This show is a testimony to modern minimalism and monochromatic moods, it tells us to step out of our accustomed sloth and look again at the beauty of life we have too often ignored. It is also true that these 3 artists bring a soft sensibility or simply their understanding of minimalism in a different visual culture. It also reveals the possibilities of the ‘undominated, less crowded part’ of everyday life. There is an autonomous quality in separating life’s smaller moments out from the vast world of excesses. We are looking at an artist’s engagement with everyday life itself and more drawn by something mundanely mysterious in the works itself. To shift the attention of the viewer from the merely ‘interesting’ to the more rigorous ‘mysterious’ requires another qualitative element to be constantly present.
In all these three artists’ works, that quality is accuracy – the careful choice and precise creation of image, site, texture, form and action. To seek to be accurate is to avoid taking things at first sight but caring enough to want to know more in order to be exact. The ‘caring’ is inherent, stemming as the word does from ‘curare’ in Latin. It also suggests the need to take time to achieve precision as well as the desire to be right.

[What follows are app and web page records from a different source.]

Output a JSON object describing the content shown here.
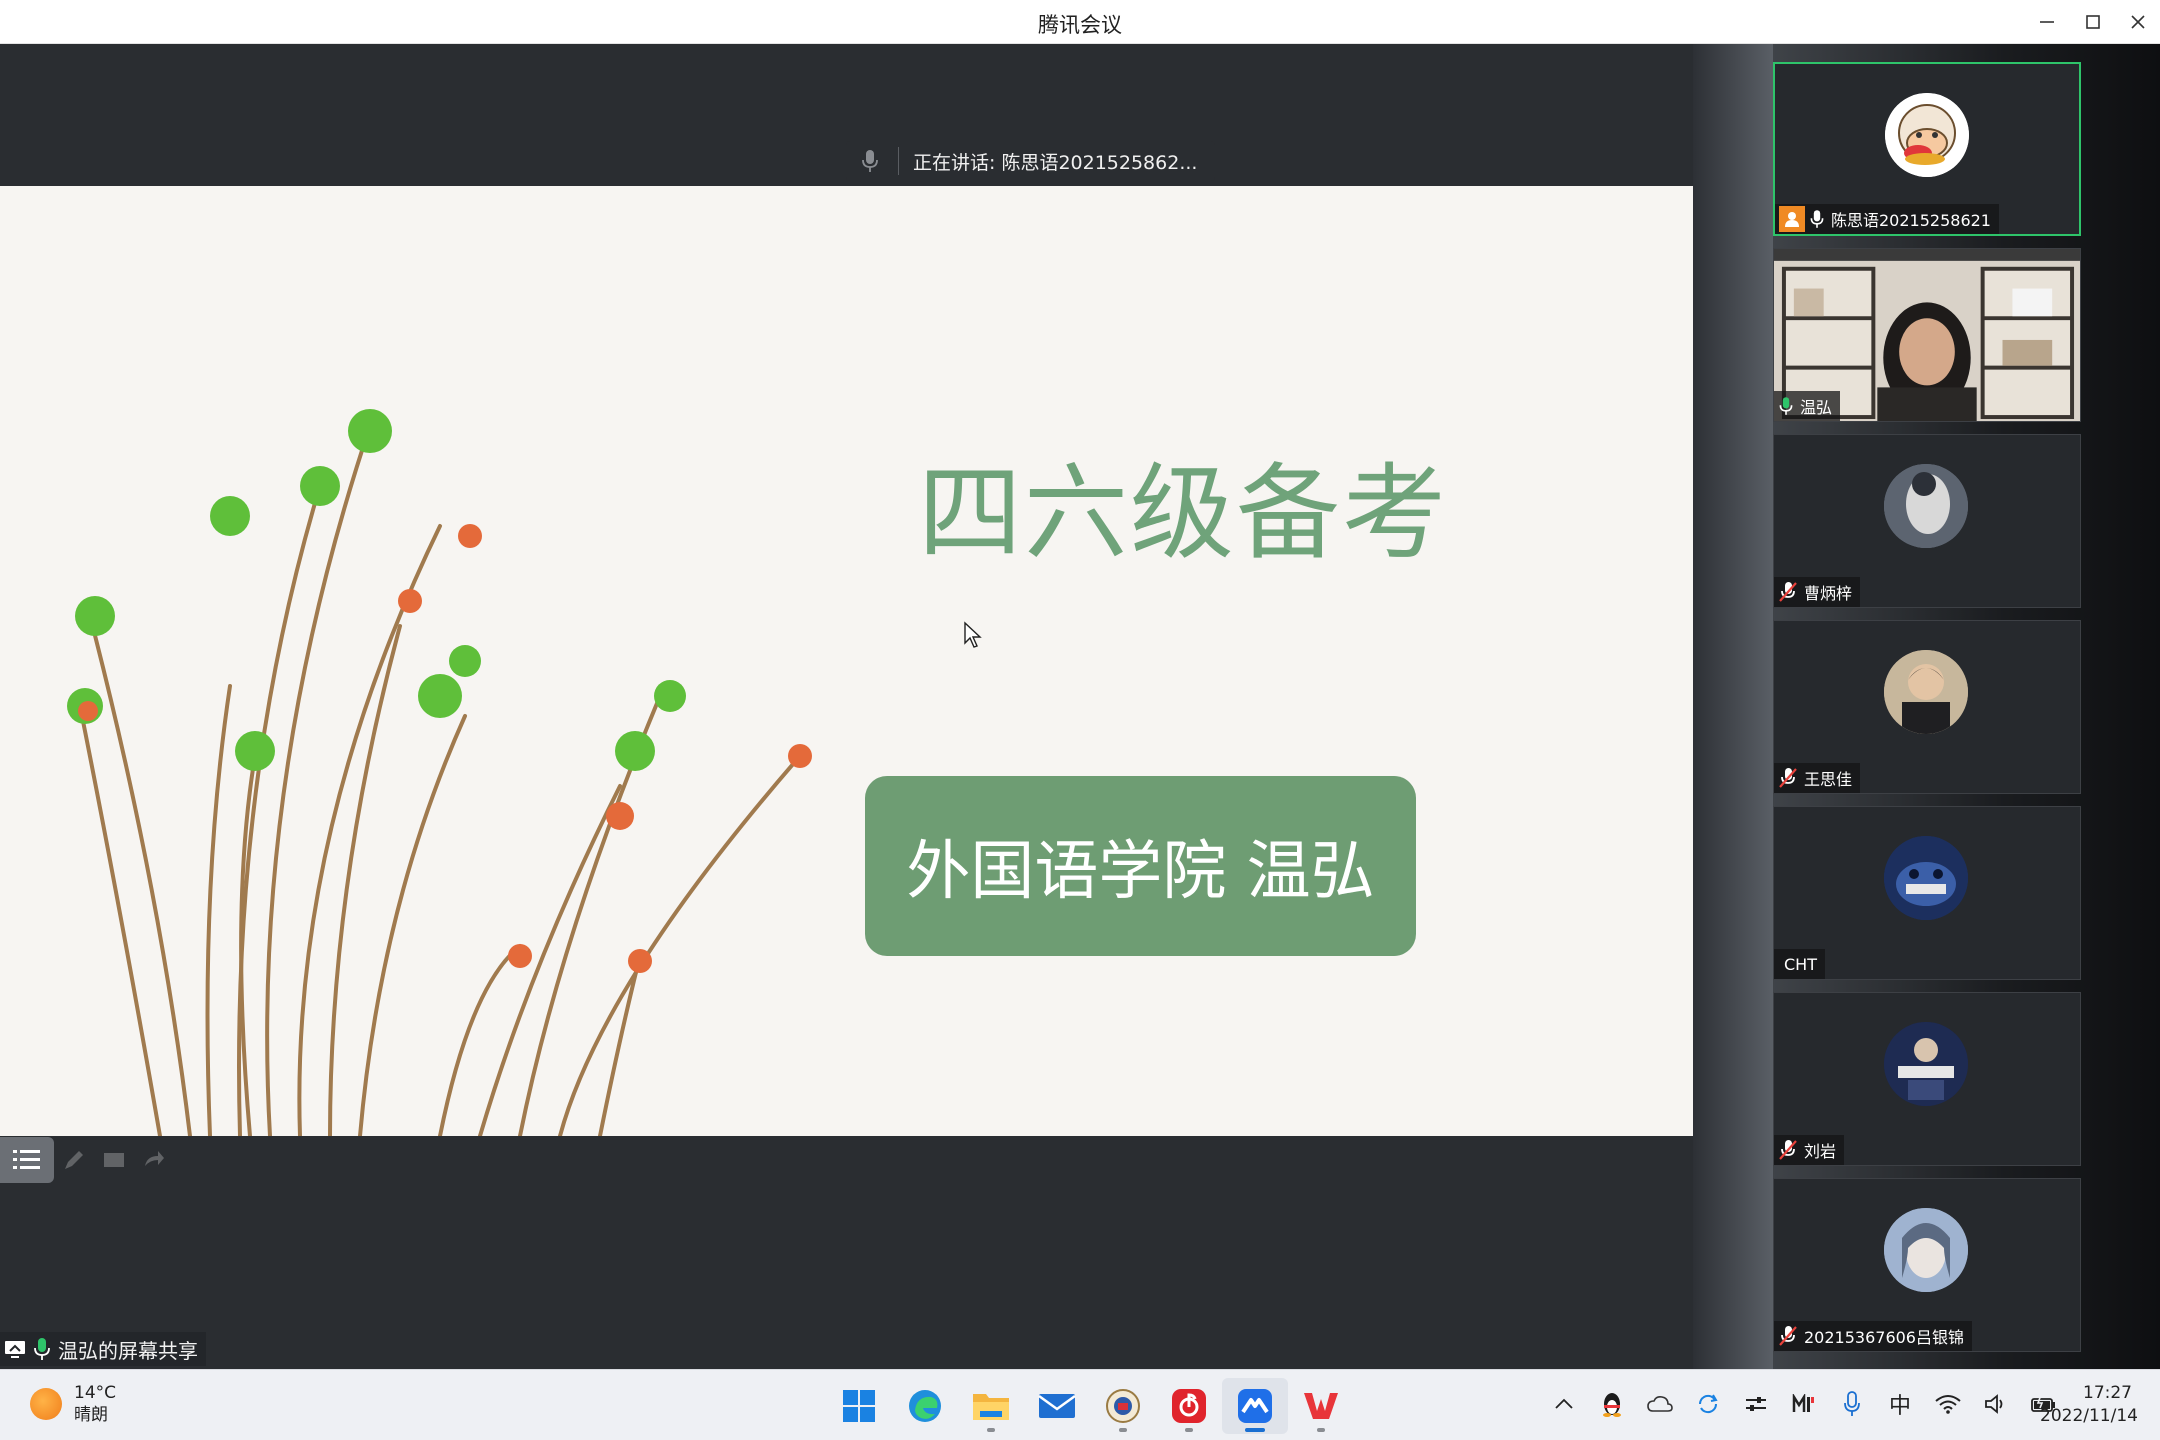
{
  "window": {
    "title": "腾讯会议"
  },
  "stage": {
    "speaking_text": "正在讲话: 陈思语2021525862...",
    "slide_title": "四六级备考",
    "slide_subtitle": "外国语学院 温弘",
    "share_label": "温弘的屏幕共享"
  },
  "participants": [
    {
      "name": "陈思语20215258621",
      "mic": "on",
      "host": true,
      "active": true,
      "avatar": "sheep-avatar-icon"
    },
    {
      "name": "温弘",
      "mic": "on",
      "host": false,
      "active": false,
      "avatar": "camera-video"
    },
    {
      "name": "曹炳梓",
      "mic": "muted",
      "host": false,
      "active": false,
      "avatar": "user-avatar"
    },
    {
      "name": "王思佳",
      "mic": "muted",
      "host": false,
      "active": false,
      "avatar": "user-avatar"
    },
    {
      "name": "CHT",
      "mic": "none",
      "host": false,
      "active": false,
      "avatar": "user-avatar"
    },
    {
      "name": "刘岩",
      "mic": "muted",
      "host": false,
      "active": false,
      "avatar": "user-avatar"
    },
    {
      "name": "20215367606吕银锦",
      "mic": "muted",
      "host": false,
      "active": false,
      "avatar": "user-avatar"
    }
  ],
  "taskbar": {
    "weather_temp": "14°C",
    "weather_desc": "晴朗",
    "ime": "中",
    "time": "17:27",
    "date": "2022/11/14"
  },
  "colors": {
    "slide_title": "#6fa37a",
    "slide_badge": "#6e9d73",
    "active_border": "#2ec46a",
    "host_badge": "#f08a24"
  }
}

Artist Gitanjali speaks about her love for monochromatic tenors “I believe that colors let us off lightly- black and white forces us to think. An artist is nothing if not a thinker. Hence, monochrome becomes an apt idiom for my works wherein the eye is led into a black n white labyrinth to experience Reality from inside out. My Monochrome mentality could also be a desire to replace frivolousness with intensity and sensual pleasure with intellectual design. Plus, monochrome helps to heighten the illusions in my work and deliver the apt visual sensation.”

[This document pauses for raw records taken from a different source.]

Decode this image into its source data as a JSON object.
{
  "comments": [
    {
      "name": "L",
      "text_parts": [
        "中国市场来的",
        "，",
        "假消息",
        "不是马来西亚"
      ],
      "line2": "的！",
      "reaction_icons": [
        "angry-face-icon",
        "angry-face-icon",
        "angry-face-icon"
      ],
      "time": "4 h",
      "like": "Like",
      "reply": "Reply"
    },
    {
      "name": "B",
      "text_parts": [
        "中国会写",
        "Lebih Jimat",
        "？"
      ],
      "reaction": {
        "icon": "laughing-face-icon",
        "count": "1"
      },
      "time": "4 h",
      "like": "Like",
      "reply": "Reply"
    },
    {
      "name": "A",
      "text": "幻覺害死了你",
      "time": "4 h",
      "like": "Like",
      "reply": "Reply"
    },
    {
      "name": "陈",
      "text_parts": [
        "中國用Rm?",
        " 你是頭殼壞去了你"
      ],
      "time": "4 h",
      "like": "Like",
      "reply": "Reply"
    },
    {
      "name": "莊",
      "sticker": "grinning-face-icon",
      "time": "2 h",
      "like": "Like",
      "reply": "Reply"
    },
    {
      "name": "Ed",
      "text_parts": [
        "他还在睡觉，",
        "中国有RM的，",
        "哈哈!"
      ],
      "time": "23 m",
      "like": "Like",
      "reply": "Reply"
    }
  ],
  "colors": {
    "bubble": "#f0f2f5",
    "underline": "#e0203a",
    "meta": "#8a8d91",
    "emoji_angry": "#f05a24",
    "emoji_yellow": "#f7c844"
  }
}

For Ritu, who combines subtle contrasts to give us minimalist materiality says: “My works are not specifically monochromatic. However I use minimalistic colors to play with tones of colors I choose to work with rather than working with many colors. On a subtle level my works give an effect of monochrome. I think monochrome adds sophistication in artwork.”
Neeraja revels in the reverberations of monochromatic murmurs and states: “Same color tones force me to think about the structure of composition, as it needs to be well planned. Having a vision and executing it is quiet difficult, when we see everything in color.”
For all three artists, we have a series of works that convey expressionist impressions that quickly unravel. As soon as you realize that the works consist of these moods, the minimalist reading takes on a more provocative character.
This show heralds abstraction as a particular form of work that needs more discipline and accuracy as it develops. The orchestration of compositions suggests that abstraction is not the ordinariness of the images, often unremarkable urban design scenes. It is not that easy to do this, until you realize that the task is more demanding than it seems. The sheer quality of images, and the auratic impulse of the individual components, requires a kind of focused, osmotic discipline where the rationality of the subject in question affects the artist’s consciousness. Relaxing, in a focused state of transitional reverie, the term accuracy, the quality that distinguishes this collection from any other, an accuracy that reflects the experience, the inner awakenings and the silent solitude of being in specific islands of contemplation defines the substance of an abstractionist’s journey. In that episode this series is a delight to the mind and acts as a silent river that flows in the city. Indeed abstraction is about mysterious motivations-then all you need is to take a line for a walk and an alchemy unfolds.